[[ Source records, beginning ]]
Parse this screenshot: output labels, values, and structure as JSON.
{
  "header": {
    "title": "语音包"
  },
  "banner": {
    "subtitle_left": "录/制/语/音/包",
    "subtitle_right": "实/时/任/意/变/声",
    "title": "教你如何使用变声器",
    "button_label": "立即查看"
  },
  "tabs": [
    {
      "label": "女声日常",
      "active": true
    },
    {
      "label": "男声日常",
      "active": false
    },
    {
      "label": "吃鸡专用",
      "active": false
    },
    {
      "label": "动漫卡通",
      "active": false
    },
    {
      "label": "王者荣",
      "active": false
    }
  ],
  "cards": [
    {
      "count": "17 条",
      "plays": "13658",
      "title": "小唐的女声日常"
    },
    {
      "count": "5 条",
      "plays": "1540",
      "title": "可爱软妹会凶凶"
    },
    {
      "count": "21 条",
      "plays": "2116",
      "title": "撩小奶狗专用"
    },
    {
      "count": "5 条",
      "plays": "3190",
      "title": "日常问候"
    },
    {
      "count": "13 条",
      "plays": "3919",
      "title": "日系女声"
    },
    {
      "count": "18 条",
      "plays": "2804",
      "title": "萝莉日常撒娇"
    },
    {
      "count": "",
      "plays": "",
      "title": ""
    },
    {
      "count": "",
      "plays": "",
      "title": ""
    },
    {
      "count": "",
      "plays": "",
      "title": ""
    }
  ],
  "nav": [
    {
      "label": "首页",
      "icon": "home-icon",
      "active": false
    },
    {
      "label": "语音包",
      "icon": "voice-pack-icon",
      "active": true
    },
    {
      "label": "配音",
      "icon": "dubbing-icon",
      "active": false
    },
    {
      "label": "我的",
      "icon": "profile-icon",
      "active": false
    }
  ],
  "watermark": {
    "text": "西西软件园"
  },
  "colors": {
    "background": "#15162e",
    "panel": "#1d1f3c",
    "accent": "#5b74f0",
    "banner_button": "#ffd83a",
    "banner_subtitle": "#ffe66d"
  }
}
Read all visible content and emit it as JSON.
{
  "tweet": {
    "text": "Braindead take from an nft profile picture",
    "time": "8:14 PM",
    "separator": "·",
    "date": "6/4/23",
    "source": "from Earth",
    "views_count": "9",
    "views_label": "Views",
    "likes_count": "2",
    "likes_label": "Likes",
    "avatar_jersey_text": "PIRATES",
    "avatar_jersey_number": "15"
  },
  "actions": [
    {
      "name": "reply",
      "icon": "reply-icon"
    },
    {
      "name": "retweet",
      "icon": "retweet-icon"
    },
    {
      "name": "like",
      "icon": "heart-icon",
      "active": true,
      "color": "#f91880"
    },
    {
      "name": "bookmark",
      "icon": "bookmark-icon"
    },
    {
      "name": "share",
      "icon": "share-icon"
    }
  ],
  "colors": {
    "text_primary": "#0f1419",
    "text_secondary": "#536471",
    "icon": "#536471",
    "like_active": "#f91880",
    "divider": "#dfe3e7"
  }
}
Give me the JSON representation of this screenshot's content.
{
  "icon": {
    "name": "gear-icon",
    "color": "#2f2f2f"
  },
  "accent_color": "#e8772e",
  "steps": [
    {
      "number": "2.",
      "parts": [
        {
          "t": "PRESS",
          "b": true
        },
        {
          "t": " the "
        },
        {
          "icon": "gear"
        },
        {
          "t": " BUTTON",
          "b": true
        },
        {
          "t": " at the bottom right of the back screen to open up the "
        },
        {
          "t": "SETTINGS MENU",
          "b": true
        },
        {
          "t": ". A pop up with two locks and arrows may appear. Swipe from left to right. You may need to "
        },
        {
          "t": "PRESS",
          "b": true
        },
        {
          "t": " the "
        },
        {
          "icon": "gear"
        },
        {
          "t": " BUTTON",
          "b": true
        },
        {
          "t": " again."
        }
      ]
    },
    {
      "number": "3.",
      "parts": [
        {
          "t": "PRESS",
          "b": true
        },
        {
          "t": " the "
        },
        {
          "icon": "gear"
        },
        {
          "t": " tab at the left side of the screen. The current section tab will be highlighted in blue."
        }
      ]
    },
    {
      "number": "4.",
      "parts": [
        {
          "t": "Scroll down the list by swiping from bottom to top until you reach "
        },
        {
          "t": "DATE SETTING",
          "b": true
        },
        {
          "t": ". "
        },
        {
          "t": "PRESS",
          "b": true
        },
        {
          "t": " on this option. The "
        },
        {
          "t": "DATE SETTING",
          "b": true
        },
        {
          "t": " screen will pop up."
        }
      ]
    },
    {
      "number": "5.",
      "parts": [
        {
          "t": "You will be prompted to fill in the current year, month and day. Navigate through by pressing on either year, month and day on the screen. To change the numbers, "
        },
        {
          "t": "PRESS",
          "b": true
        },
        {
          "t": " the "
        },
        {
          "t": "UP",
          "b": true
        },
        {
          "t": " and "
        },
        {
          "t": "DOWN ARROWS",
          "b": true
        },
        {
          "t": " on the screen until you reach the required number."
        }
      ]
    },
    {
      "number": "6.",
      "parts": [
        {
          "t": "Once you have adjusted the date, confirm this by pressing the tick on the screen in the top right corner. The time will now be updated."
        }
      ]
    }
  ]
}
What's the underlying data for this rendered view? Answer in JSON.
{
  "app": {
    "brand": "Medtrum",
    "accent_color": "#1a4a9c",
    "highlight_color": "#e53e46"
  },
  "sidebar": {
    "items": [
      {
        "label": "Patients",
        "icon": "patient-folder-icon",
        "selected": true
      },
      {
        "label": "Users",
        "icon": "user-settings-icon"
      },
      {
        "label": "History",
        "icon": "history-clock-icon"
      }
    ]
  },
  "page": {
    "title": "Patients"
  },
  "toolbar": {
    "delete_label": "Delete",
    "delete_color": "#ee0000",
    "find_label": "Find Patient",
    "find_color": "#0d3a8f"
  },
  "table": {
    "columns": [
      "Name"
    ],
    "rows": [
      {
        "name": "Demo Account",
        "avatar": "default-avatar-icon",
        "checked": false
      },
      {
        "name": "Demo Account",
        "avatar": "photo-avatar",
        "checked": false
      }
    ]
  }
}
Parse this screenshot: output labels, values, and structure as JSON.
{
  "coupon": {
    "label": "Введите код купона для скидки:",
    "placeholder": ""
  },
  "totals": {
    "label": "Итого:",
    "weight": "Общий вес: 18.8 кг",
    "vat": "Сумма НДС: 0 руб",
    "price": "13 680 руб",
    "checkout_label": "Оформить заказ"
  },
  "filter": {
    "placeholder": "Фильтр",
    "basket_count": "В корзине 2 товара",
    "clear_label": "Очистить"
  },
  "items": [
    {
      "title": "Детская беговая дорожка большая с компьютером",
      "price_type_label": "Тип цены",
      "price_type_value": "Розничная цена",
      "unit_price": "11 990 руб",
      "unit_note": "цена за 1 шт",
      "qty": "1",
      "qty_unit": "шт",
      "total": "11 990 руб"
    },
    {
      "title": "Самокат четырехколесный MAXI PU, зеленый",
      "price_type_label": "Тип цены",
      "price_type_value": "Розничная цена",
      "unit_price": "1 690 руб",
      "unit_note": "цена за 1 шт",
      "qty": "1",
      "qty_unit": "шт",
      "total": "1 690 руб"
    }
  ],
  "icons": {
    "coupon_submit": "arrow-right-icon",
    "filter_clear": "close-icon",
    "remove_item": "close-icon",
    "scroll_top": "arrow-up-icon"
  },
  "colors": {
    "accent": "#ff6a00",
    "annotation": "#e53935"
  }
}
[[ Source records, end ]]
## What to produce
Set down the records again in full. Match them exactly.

## Response to this task
Parse this screenshot: output labels, values, and structure as JSON.
{
  "header": {
    "title": "语音包"
  },
  "banner": {
    "subtitle_left": "录/制/语/音/包",
    "subtitle_right": "实/时/任/意/变/声",
    "title": "教你如何使用变声器",
    "button_label": "立即查看"
  },
  "tabs": [
    {
      "label": "女声日常",
      "active": true
    },
    {
      "label": "男声日常",
      "active": false
    },
    {
      "label": "吃鸡专用",
      "active": false
    },
    {
      "label": "动漫卡通",
      "active": false
    },
    {
      "label": "王者荣",
      "active": false
    }
  ],
  "cards": [
    {
      "count": "17 条",
      "plays": "13658",
      "title": "小唐的女声日常"
    },
    {
      "count": "5 条",
      "plays": "1540",
      "title": "可爱软妹会凶凶"
    },
    {
      "count": "21 条",
      "plays": "2116",
      "title": "撩小奶狗专用"
    },
    {
      "count": "5 条",
      "plays": "3190",
      "title": "日常问候"
    },
    {
      "count": "13 条",
      "plays": "3919",
      "title": "日系女声"
    },
    {
      "count": "18 条",
      "plays": "2804",
      "title": "萝莉日常撒娇"
    },
    {
      "count": "",
      "plays": "",
      "title": ""
    },
    {
      "count": "",
      "plays": "",
      "title": ""
    },
    {
      "count": "",
      "plays": "",
      "title": ""
    }
  ],
  "nav": [
    {
      "label": "首页",
      "icon": "home-icon",
      "active": false
    },
    {
      "label": "语音包",
      "icon": "voice-pack-icon",
      "active": true
    },
    {
      "label": "配音",
      "icon": "dubbing-icon",
      "active": false
    },
    {
      "label": "我的",
      "icon": "profile-icon",
      "active": false
    }
  ],
  "watermark": {
    "text": "西西软件园"
  },
  "colors": {
    "background": "#15162e",
    "panel": "#1d1f3c",
    "accent": "#5b74f0",
    "banner_button": "#ffd83a",
    "banner_subtitle": "#ffe66d"
  }
}
Read all visible content and emit it as JSON.
{
  "tweet": {
    "text": "Braindead take from an nft profile picture",
    "time": "8:14 PM",
    "separator": "·",
    "date": "6/4/23",
    "source": "from Earth",
    "views_count": "9",
    "views_label": "Views",
    "likes_count": "2",
    "likes_label": "Likes",
    "avatar_jersey_text": "PIRATES",
    "avatar_jersey_number": "15"
  },
  "actions": [
    {
      "name": "reply",
      "icon": "reply-icon"
    },
    {
      "name": "retweet",
      "icon": "retweet-icon"
    },
    {
      "name": "like",
      "icon": "heart-icon",
      "active": true,
      "color": "#f91880"
    },
    {
      "name": "bookmark",
      "icon": "bookmark-icon"
    },
    {
      "name": "share",
      "icon": "share-icon"
    }
  ],
  "colors": {
    "text_primary": "#0f1419",
    "text_secondary": "#536471",
    "icon": "#536471",
    "like_active": "#f91880",
    "divider": "#dfe3e7"
  }
}
Give me the JSON representation of this screenshot's content.
{
  "icon": {
    "name": "gear-icon",
    "color": "#2f2f2f"
  },
  "accent_color": "#e8772e",
  "steps": [
    {
      "number": "2.",
      "parts": [
        {
          "t": "PRESS",
          "b": true
        },
        {
          "t": " the "
        },
        {
          "icon": "gear"
        },
        {
          "t": " BUTTON",
          "b": true
        },
        {
          "t": " at the bottom right of the back screen to open up the "
        },
        {
          "t": "SETTINGS MENU",
          "b": true
        },
        {
          "t": ". A pop up with two locks and arrows may appear. Swipe from left to right. You may need to "
        },
        {
          "t": "PRESS",
          "b": true
        },
        {
          "t": " the "
        },
        {
          "icon": "gear"
        },
        {
          "t": " BUTTON",
          "b": true
        },
        {
          "t": " again."
        }
      ]
    },
    {
      "number": "3.",
      "parts": [
        {
          "t": "PRESS",
          "b": true
        },
        {
          "t": " the "
        },
        {
          "icon": "gear"
        },
        {
          "t": " tab at the left side of the screen. The current section tab will be highlighted in blue."
        }
      ]
    },
    {
      "number": "4.",
      "parts": [
        {
          "t": "Scroll down the list by swiping from bottom to top until you reach "
        },
        {
          "t": "DATE SETTING",
          "b": true
        },
        {
          "t": ". "
        },
        {
          "t": "PRESS",
          "b": true
        },
        {
          "t": " on this option. The "
        },
        {
          "t": "DATE SETTING",
          "b": true
        },
        {
          "t": " screen will pop up."
        }
      ]
    },
    {
      "number": "5.",
      "parts": [
        {
          "t": "You will be prompted to fill in the current year, month and day. Navigate through by pressing on either year, month and day on the screen. To change the numbers, "
        },
        {
          "t": "PRESS",
          "b": true
        },
        {
          "t": " the "
        },
        {
          "t": "UP",
          "b": true
        },
        {
          "t": " and "
        },
        {
          "t": "DOWN ARROWS",
          "b": true
        },
        {
          "t": " on the screen until you reach the required number."
        }
      ]
    },
    {
      "number": "6.",
      "parts": [
        {
          "t": "Once you have adjusted the date, confirm this by pressing the tick on the screen in the top right corner. The time will now be updated."
        }
      ]
    }
  ]
}
What's the underlying data for this rendered view? Answer in JSON.
{
  "app": {
    "brand": "Medtrum",
    "accent_color": "#1a4a9c",
    "highlight_color": "#e53e46"
  },
  "sidebar": {
    "items": [
      {
        "label": "Patients",
        "icon": "patient-folder-icon",
        "selected": true
      },
      {
        "label": "Users",
        "icon": "user-settings-icon"
      },
      {
        "label": "History",
        "icon": "history-clock-icon"
      }
    ]
  },
  "page": {
    "title": "Patients"
  },
  "toolbar": {
    "delete_label": "Delete",
    "delete_color": "#ee0000",
    "find_label": "Find Patient",
    "find_color": "#0d3a8f"
  },
  "table": {
    "columns": [
      "Name"
    ],
    "rows": [
      {
        "name": "Demo Account",
        "avatar": "default-avatar-icon",
        "checked": false
      },
      {
        "name": "Demo Account",
        "avatar": "photo-avatar",
        "checked": false
      }
    ]
  }
}
Parse this screenshot: output labels, values, and structure as JSON.
{
  "coupon": {
    "label": "Введите код купона для скидки:",
    "placeholder": ""
  },
  "totals": {
    "label": "Итого:",
    "weight": "Общий вес: 18.8 кг",
    "vat": "Сумма НДС: 0 руб",
    "price": "13 680 руб",
    "checkout_label": "Оформить заказ"
  },
  "filter": {
    "placeholder": "Фильтр",
    "basket_count": "В корзине 2 товара",
    "clear_label": "Очистить"
  },
  "items": [
    {
      "title": "Детская беговая дорожка большая с компьютером",
      "price_type_label": "Тип цены",
      "price_type_value": "Розничная цена",
      "unit_price": "11 990 руб",
      "unit_note": "цена за 1 шт",
      "qty": "1",
      "qty_unit": "шт",
      "total": "11 990 руб"
    },
    {
      "title": "Самокат четырехколесный MAXI PU, зеленый",
      "price_type_label": "Тип цены",
      "price_type_value": "Розничная цена",
      "unit_price": "1 690 руб",
      "unit_note": "цена за 1 шт",
      "qty": "1",
      "qty_unit": "шт",
      "total": "1 690 руб"
    }
  ],
  "icons": {
    "coupon_submit": "arrow-right-icon",
    "filter_clear": "close-icon",
    "remove_item": "close-icon",
    "scroll_top": "arrow-up-icon"
  },
  "colors": {
    "accent": "#ff6a00",
    "annotation": "#e53935"
  }
}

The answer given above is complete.